Retail business hit by lockdowns again, but grocery and e-commerce shine
There were significant restrictions imposed due to staggered lockdowns imposed across states. This crippled Reliance Retail’s operations, with store timings restricted and around 35% of all its stores partially open across the country. Grocery stores were partially open for 70% (working hours and number of days in the week) and non-grocery stores were partially open for around 30%.
Footfalls fell to nearly 46% during Q1FY22 compared to 88-90% in Q4FY21, just around the time when business started to normalise. However, with customers also adapting to restrictions, the grocery business was resilient, despite operating under severe restrictions. Fashion, lifestyle and electronics business also did well during the quarter.
Reliance Retail’s e-commerce play helped the company post higher revenues than Q1FY21 during Q1FY22. This was helped with the ramp up of JioMart/ The fashion retail business got a boost from Reliance Trends stores being hooked up to AJIO (fashion e-commerce arm). The company said AJIO revenues in Q1FY22 was equal to the revenues it earned in the whole of FY21.
Jio’ subscriber additions continue in Q1FY22, driving revenues and EBITDA
Reliance Jio added 14.3 million mobile subscribers during Q1FY22, which led to the company’s total subscribers to reach over 440 million. Average revenue per user, or ARPU came in at a stable Rs 138 on a QoQ basis. The rise in subscribers in Q1FY22 was partially due to the introduction of the new JioPhone with a bundled data and voice plan.

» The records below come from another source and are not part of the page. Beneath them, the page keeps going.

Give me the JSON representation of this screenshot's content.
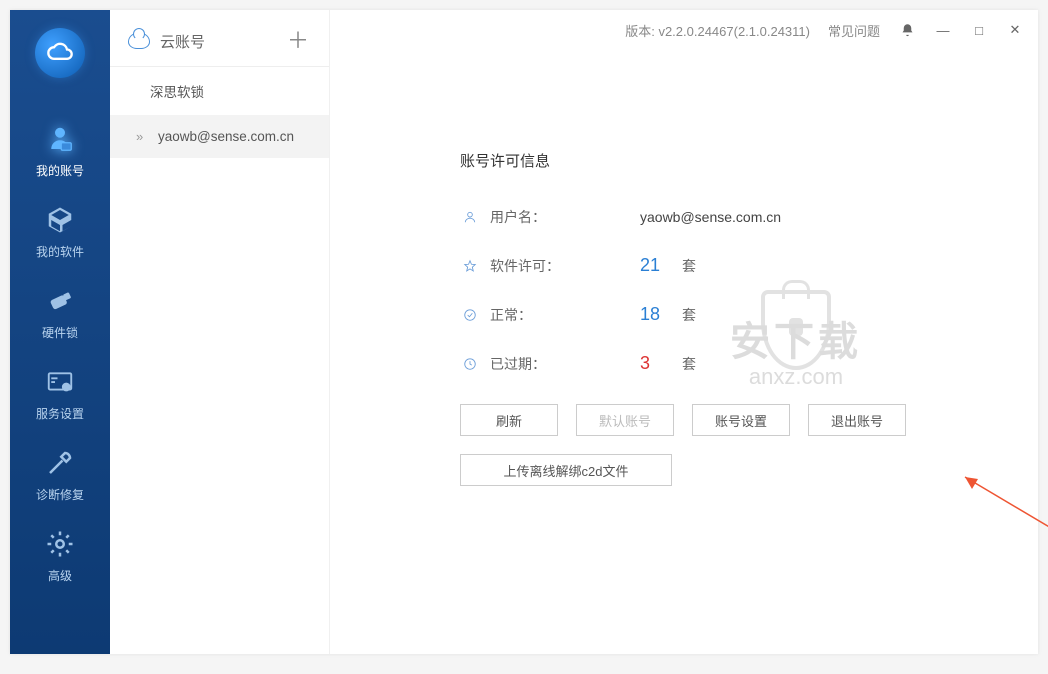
{
  "titlebar": {
    "version_prefix": "版本: ",
    "version": "v2.2.0.24467(2.1.0.24311)",
    "faq": "常见问题"
  },
  "nav": {
    "items": [
      {
        "label": "我的账号",
        "icon": "account"
      },
      {
        "label": "我的软件",
        "icon": "software"
      },
      {
        "label": "硬件锁",
        "icon": "dongle"
      },
      {
        "label": "服务设置",
        "icon": "service"
      },
      {
        "label": "诊断修复",
        "icon": "repair"
      },
      {
        "label": "高级",
        "icon": "advanced"
      }
    ]
  },
  "side": {
    "title": "云账号",
    "items": [
      {
        "label": "深思软锁"
      },
      {
        "label": "yaowb@sense.com.cn"
      }
    ]
  },
  "info": {
    "title": "账号许可信息",
    "username_label": "用户名：",
    "username_value": "yaowb@sense.com.cn",
    "license_label": "软件许可：",
    "license_value": "21",
    "normal_label": "正常：",
    "normal_value": "18",
    "expired_label": "已过期：",
    "expired_value": "3",
    "unit": "套"
  },
  "buttons": {
    "refresh": "刷新",
    "default_account": "默认账号",
    "account_settings": "账号设置",
    "logout": "退出账号",
    "upload_c2d": "上传离线解绑c2d文件"
  },
  "watermark": {
    "big": "安下载",
    "url": "anxz.com"
  }
}
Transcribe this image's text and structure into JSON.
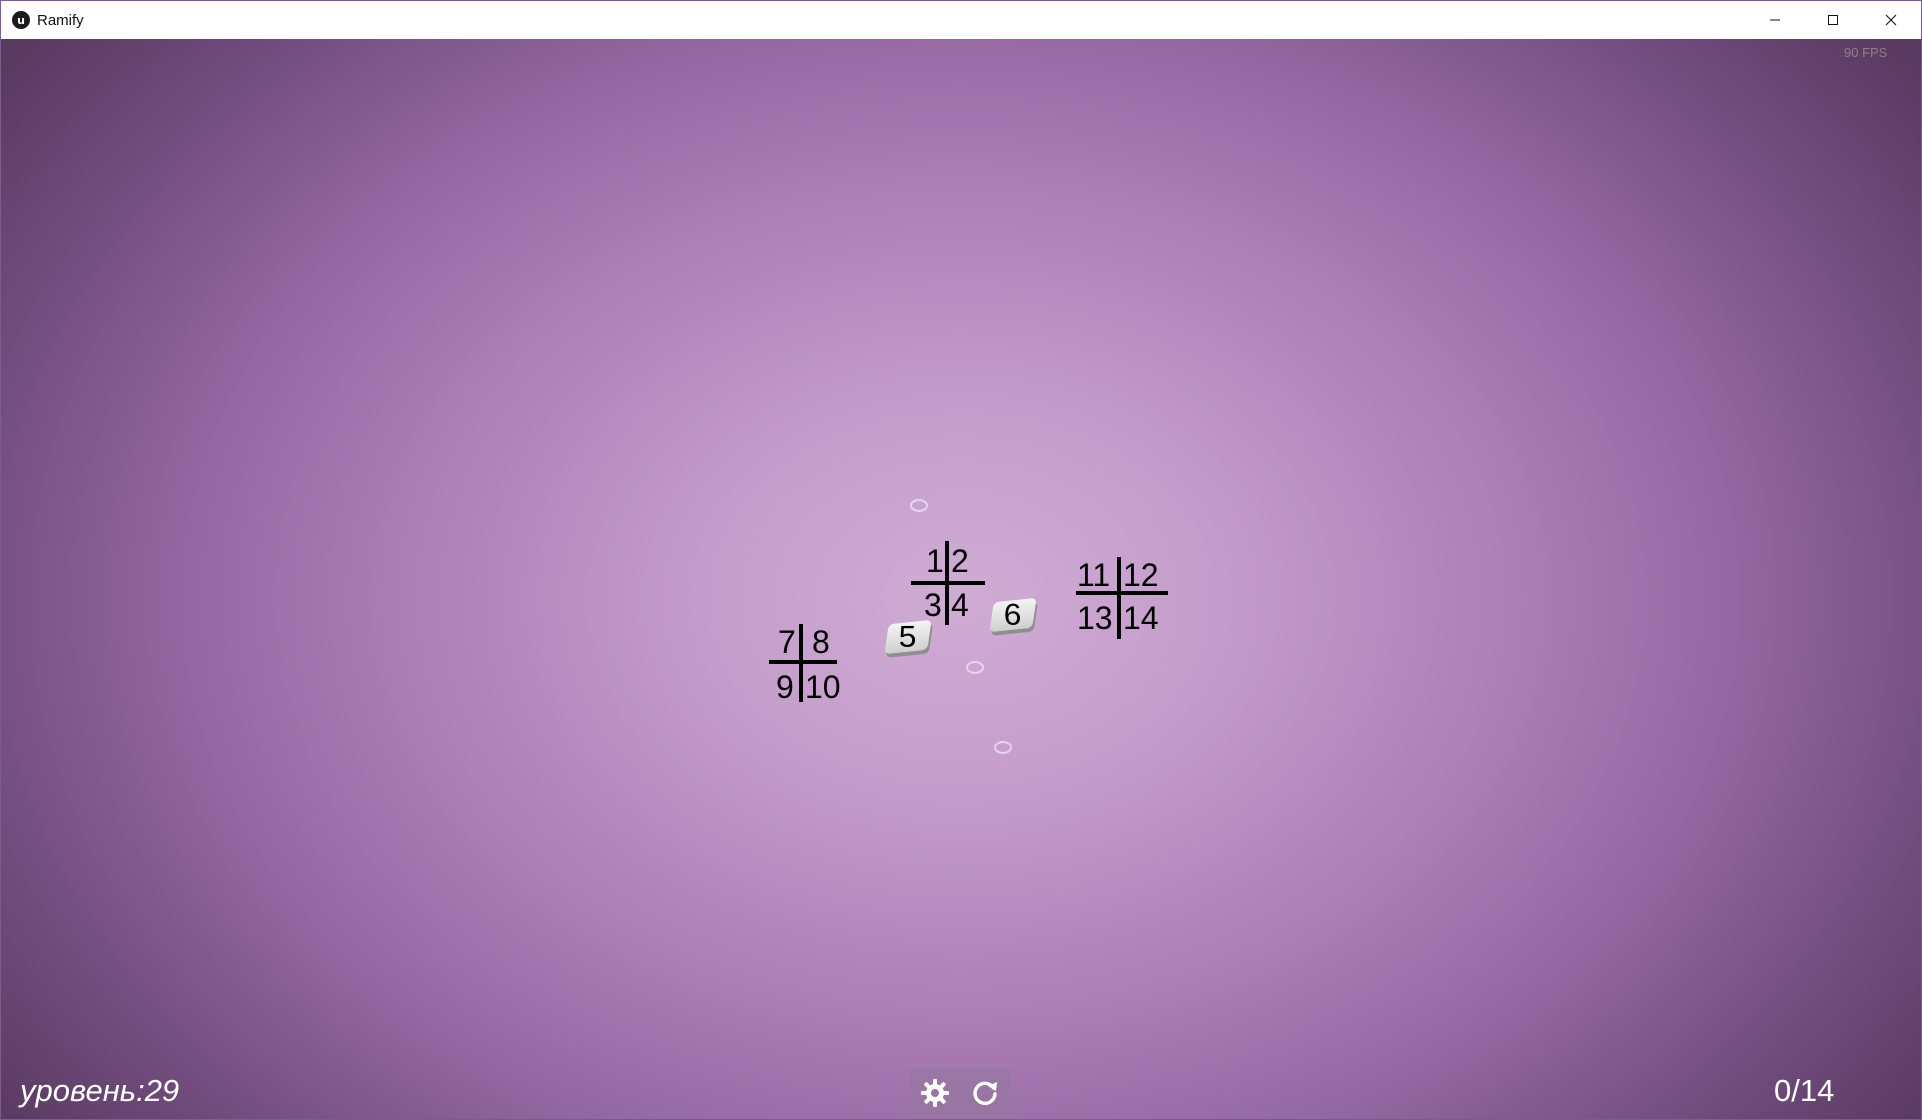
{
  "window": {
    "title": "Ramify",
    "logo_glyph": "u",
    "icons": [
      "minimize-icon",
      "maximize-icon",
      "close-icon"
    ]
  },
  "hud": {
    "fps": "90 FPS",
    "level_label": "уровень:29",
    "score": "0/14"
  },
  "board": {
    "cross_a": {
      "tl": "1",
      "tr": "2",
      "bl": "3",
      "br": "4"
    },
    "tile_5": "5",
    "tile_6": "6",
    "cross_b": {
      "tl": "7",
      "tr": "8",
      "bl": "9",
      "br": "10"
    },
    "cross_c": {
      "tl": "11",
      "tr": "12",
      "bl": "13",
      "br": "14"
    }
  },
  "controls": {
    "settings_icon": "gear-icon",
    "restart_icon": "restart-icon"
  },
  "colors": {
    "bg_center": "#d0acd4",
    "bg_edge": "#58395f",
    "text_hud": "#ffffff"
  }
}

The company is also making strides in expanding JioFiber to more customers. JioFiber is currently in 3 million homes, and the company hopes to expand this base further as the second wave of the pandemic subsides. But with Covid-19 cases rising again at the end of July 2021, it will be interesting to watch this number over the next few quarters.

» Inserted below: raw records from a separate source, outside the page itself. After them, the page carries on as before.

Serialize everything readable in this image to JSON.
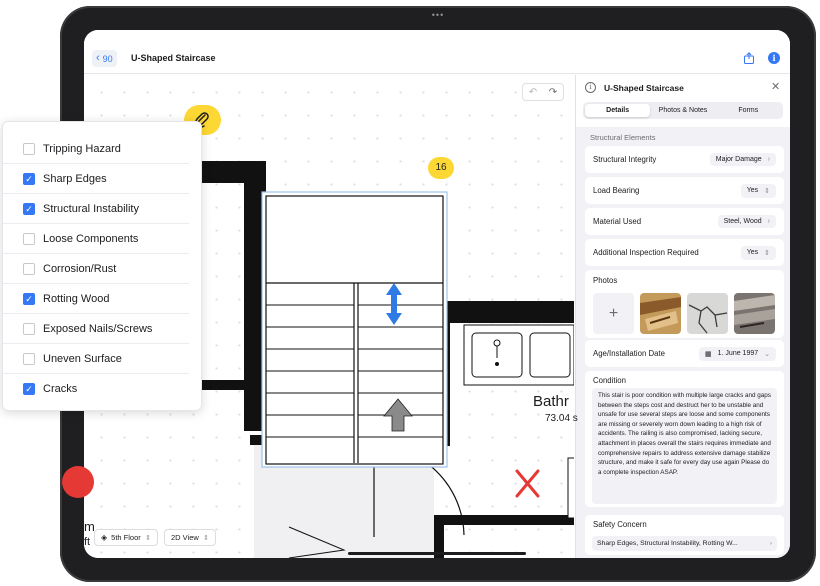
{
  "header": {
    "back_label": "90",
    "title": "U-Shaped Staircase"
  },
  "canvas": {
    "stair_number": "16",
    "room_name": "Bathr",
    "room_area": "73.04 s",
    "peek_text_1": "m",
    "peek_text_2": "ft",
    "floor_select": "5th Floor",
    "view_select": "2D View"
  },
  "checklist": {
    "items": [
      {
        "label": "Tripping Hazard",
        "checked": false
      },
      {
        "label": "Sharp Edges",
        "checked": true
      },
      {
        "label": "Structural Instability",
        "checked": true
      },
      {
        "label": "Loose Components",
        "checked": false
      },
      {
        "label": "Corrosion/Rust",
        "checked": false
      },
      {
        "label": "Rotting Wood",
        "checked": true
      },
      {
        "label": "Exposed Nails/Screws",
        "checked": false
      },
      {
        "label": "Uneven Surface",
        "checked": false
      },
      {
        "label": "Cracks",
        "checked": true
      }
    ]
  },
  "panel": {
    "title": "U-Shaped Staircase",
    "tabs": [
      "Details",
      "Photos & Notes",
      "Forms"
    ],
    "active_tab": "Details",
    "section_title": "Structural Elements",
    "fields": [
      {
        "label": "Structural Integrity",
        "value": "Major Damage"
      },
      {
        "label": "Load Bearing",
        "value": "Yes"
      },
      {
        "label": "Material Used",
        "value": "Steel, Wood"
      },
      {
        "label": "Additional Inspection Required",
        "value": "Yes"
      }
    ],
    "photos_label": "Photos",
    "age_label": "Age/Installation Date",
    "age_value": "1. June 1997",
    "condition_label": "Condition",
    "condition_text": "This stair is poor condition with multiple large cracks and gaps between the steps cost and destruct her to be unstable and unsafe for use several steps are loose and some components are missing or severely worn down leading to a high risk of accidents. The railing is also compromised, lacking secure, attachment in places overall the stairs requires immediate and comprehensive repairs to address extensive damage stabilize structure, and make it safe for every day use again Please do a complete inspection ASAP.",
    "safety_label": "Safety Concern",
    "safety_value": "Sharp Edges, Structural Instability, Rotting W..."
  },
  "colors": {
    "accent": "#3478f6",
    "highlight": "#fdd835",
    "danger": "#e53935"
  }
}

For now, the company has expanded JioFiber’s optical fibre cable’s reach to nearly 12 million premises. The company hopes that once the pandemic subsides, it will be able to expand and convert those in proximity of these premises into its customers. However, JioFiber’s expansion has been slow since its launch, and investors will be hoping the company is able to make some inroads in this space, especially as demand for high-speed internet connectivity is only rising.
With the impending launch of the smartphone version of JioPhone, Reliance Jio seems to be in pole position to take advantage of the weakness of one of the three remaining mobile telecoms in the market.

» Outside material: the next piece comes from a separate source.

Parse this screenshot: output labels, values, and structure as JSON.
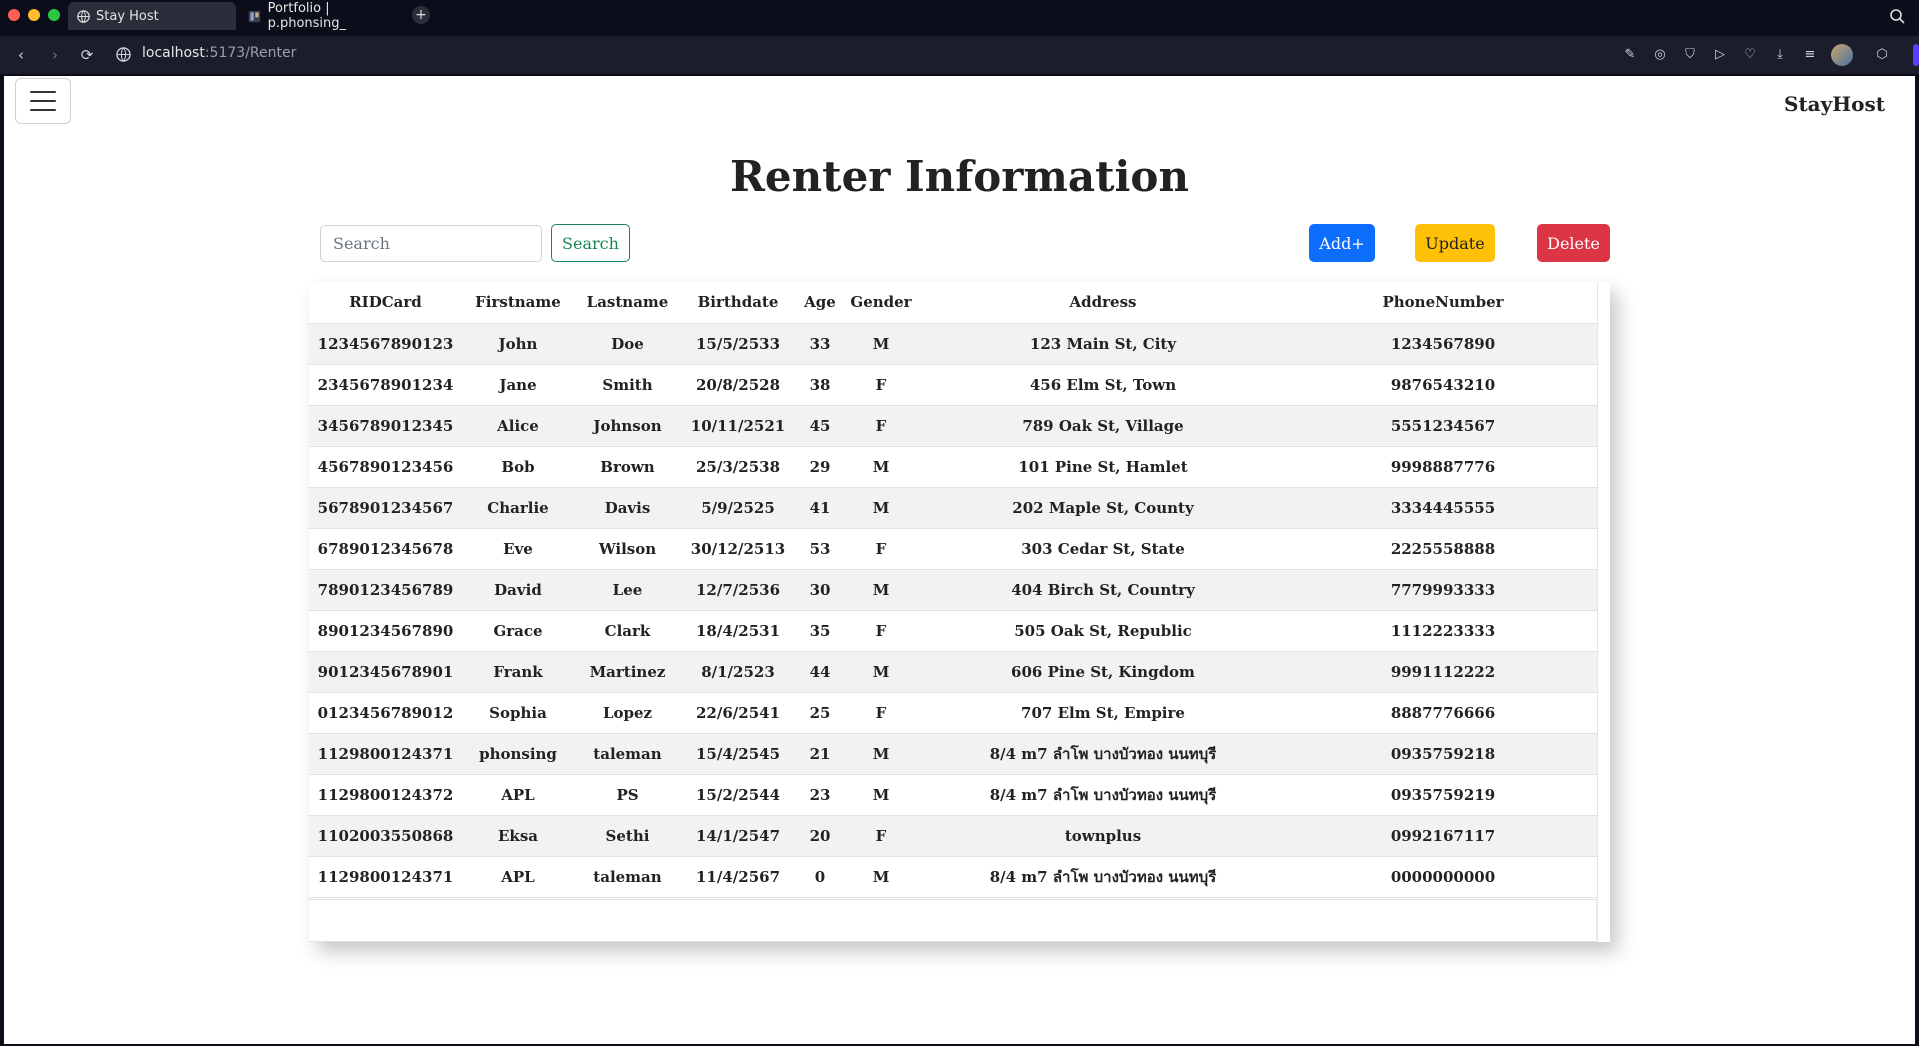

All levers in play for a flourish
Investors will be hoping that the rise in demand for fuels and petrochemicals persists, which as a result will drive profitability for the company. The overhand of lockdowns, despite RIL’s best attempts to drive its e-commerce penetration through omni-channel operations, will still impinge on the retail business. The low-margin nature of the retail business means volumes have to be higher for the company to generate higher profits.
The rising production from the company’s gas fields right when the global natural gas market is seeing tight supply (and higher prices), bodes well for RIL’s oil and gas business. After floundering for a few years, it appears that this segment is poised to add to RIL’s bottom line.
RIL is adapting to circumstances to deliver a decent performance in an adverse economic environment. The hope for investors is that as the economic environment normalises, the RIL stock will shine as other businesses like retail flourish. But seeing how the pandemic is not going away any time soon, a ‘normal’ economic environment seems a mirage at this point in time. For now, investors will hope for clarity in RIL’s monetisation of its O2C and mobile telephony business, and on the future roadmap for investment in the renewable energy space.